One of the biggest issues with transanal irrigation (TAI) is that many users quit too early – before the therapy had a chance to be effective.
We asked three experts to share their views on this topic – this is the summary of their talks.
It can be difficult to find a regular toilet routine if you suffer from chronic constipation or fecal incontinence. Some people are constantly afraid of public accidents or literary spending hours in the bathroom.
Mikey was one of them until he found the solution to his bowel problems – transanal irrigation (TAI). This blog post will give you an insight!
This weekend, join men and women across the globe in the 2016 Distinguished Gentleman’s Ride to find a cure for Prostate Cancer and to help Men’s Mental Health.Read More
Our user panel TellUs gives us a lot of useful information. For example that 82% of the people with Spinal Cord Injury have problems with their bowel. But there is still a stigma attached. Only 29% of the panel members were asked about their bowel by a healthcare professional, while 68% wanted to be asked... Sometimes the knowledge is poor, and sometimes it's just hard to get over the embarrassment.
Our guest blogger Kent Revedal has a clear stand on this matter - this is his direct plea to the healthcare professionals out there!Read More
Suffering a Spinal Cord Injury is a devastating and life-altering event for anyone, but in developing countries with limited healthcare systems, it’s even more fatal. We talked to Mandira Baniya, Nursing Supervisor at the Spinal Injury Rehabilitation Center in Nepal.
Mandira has performed a unique study on intermittent catheterization in Nepal. Among other remarkable findings, her study states that 96% of the participants reuse their disposable catheters, and that 73% don’t have accessible toilets.
Find out more about Mandira Baniya and her study in this blog post!Read More
Mikey became spinal cord injured during an assault course in the army. Today he's using a bow instead of a firearm, and made it to Paralympics in Rio!Read More
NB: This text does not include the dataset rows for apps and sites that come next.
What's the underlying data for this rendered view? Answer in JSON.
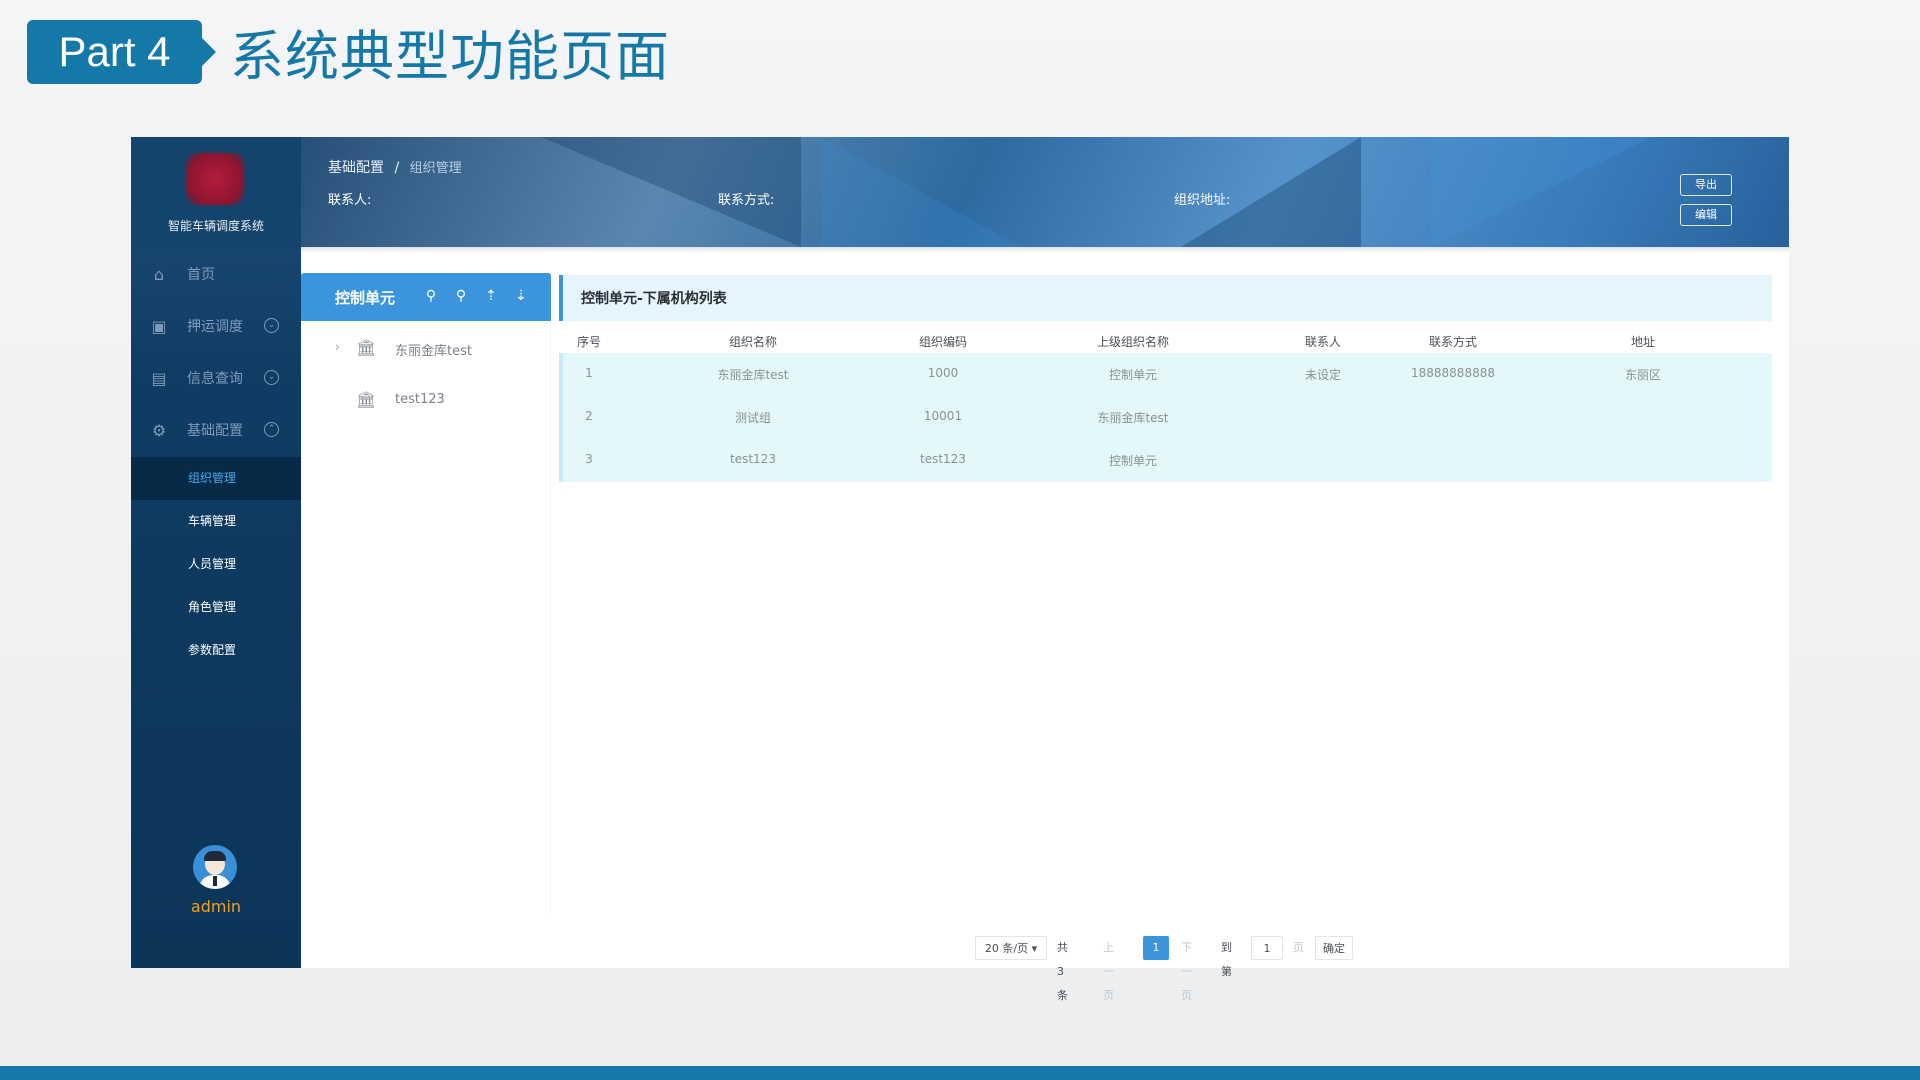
{
  "slide": {
    "part_label": "Part 4",
    "title": "系统典型功能页面"
  },
  "app": {
    "system_name": "智能车辆调度系统",
    "nav": [
      {
        "label": "首页",
        "icon": "home-icon"
      },
      {
        "label": "押运调度",
        "icon": "truck-icon"
      },
      {
        "label": "信息查询",
        "icon": "search-doc-icon"
      },
      {
        "label": "基础配置",
        "icon": "gear-icon"
      }
    ],
    "subnav": [
      "组织管理",
      "车辆管理",
      "人员管理",
      "角色管理",
      "参数配置"
    ],
    "subnav_active_index": 0,
    "user": "admin",
    "breadcrumb": {
      "parent": "基础配置",
      "separator": "/",
      "current": "组织管理"
    },
    "info": {
      "contact_label": "联系人:",
      "phone_label": "联系方式:",
      "address_label": "组织地址:"
    },
    "buttons": {
      "export": "导出",
      "edit": "编辑"
    },
    "tree": {
      "title": "控制单元",
      "tools": [
        "add-node-icon",
        "remove-node-icon",
        "sort-asc-icon",
        "sort-desc-icon"
      ],
      "nodes": [
        {
          "label": "东丽金库test",
          "expandable": true
        },
        {
          "label": "test123",
          "expandable": false
        }
      ]
    },
    "table": {
      "title": "控制单元-下属机构列表",
      "columns": [
        "序号",
        "组织名称",
        "组织编码",
        "上级组织名称",
        "联系人",
        "联系方式",
        "地址"
      ],
      "rows": [
        [
          "1",
          "东丽金库test",
          "1000",
          "控制单元",
          "未设定",
          "18888888888",
          "东丽区"
        ],
        [
          "2",
          "测试组",
          "10001",
          "东丽金库test",
          "",
          "",
          ""
        ],
        [
          "3",
          "test123",
          "test123",
          "控制单元",
          "",
          "",
          ""
        ]
      ]
    },
    "pager": {
      "page_size": "20 条/页",
      "total": "共 3 条",
      "prev": "上一页",
      "current_page": "1",
      "next": "下一页",
      "goto_label": "到第",
      "goto_value": "1",
      "page_unit": "页",
      "confirm": "确定"
    },
    "colors": {
      "brand_blue": "#1478a8",
      "sidebar_dark": "#0f3c63",
      "accent": "#3c95dc",
      "username": "#f0a020"
    }
  }
}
Not only the athletes are making it to the Paralympics in Rio this year – there are also a whole team of nurses and other medical staff on site. We got hold of Bev Everton, a nurse with the British Paralympic team. Bev always keep a survival kit in her bag, but not the kind you think…Read More